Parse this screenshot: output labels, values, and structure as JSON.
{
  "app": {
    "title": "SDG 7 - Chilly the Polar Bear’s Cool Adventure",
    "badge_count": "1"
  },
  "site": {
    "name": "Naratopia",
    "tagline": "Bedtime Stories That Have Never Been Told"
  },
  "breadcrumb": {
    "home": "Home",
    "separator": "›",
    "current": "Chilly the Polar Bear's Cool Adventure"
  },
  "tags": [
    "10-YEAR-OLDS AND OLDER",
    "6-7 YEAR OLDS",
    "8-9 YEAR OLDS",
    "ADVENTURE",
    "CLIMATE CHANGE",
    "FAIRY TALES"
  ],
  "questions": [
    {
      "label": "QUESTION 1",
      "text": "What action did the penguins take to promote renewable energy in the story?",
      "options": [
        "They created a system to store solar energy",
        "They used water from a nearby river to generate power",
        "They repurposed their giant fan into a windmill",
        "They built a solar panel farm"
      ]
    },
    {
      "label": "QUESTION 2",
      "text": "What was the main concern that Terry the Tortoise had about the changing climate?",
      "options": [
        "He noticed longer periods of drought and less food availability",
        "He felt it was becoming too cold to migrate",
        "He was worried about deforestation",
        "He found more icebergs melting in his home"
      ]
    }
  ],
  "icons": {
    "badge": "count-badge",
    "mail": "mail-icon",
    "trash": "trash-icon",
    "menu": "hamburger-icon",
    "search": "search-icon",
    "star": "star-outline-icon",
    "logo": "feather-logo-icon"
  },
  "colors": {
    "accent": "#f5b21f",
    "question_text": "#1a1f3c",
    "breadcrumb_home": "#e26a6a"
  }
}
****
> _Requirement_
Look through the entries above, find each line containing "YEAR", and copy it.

> _Solution to the exercise_
    "10-YEAR-OLDS AND OLDER",
    "6-7 YEAR OLDS",
    "8-9 YEAR OLDS",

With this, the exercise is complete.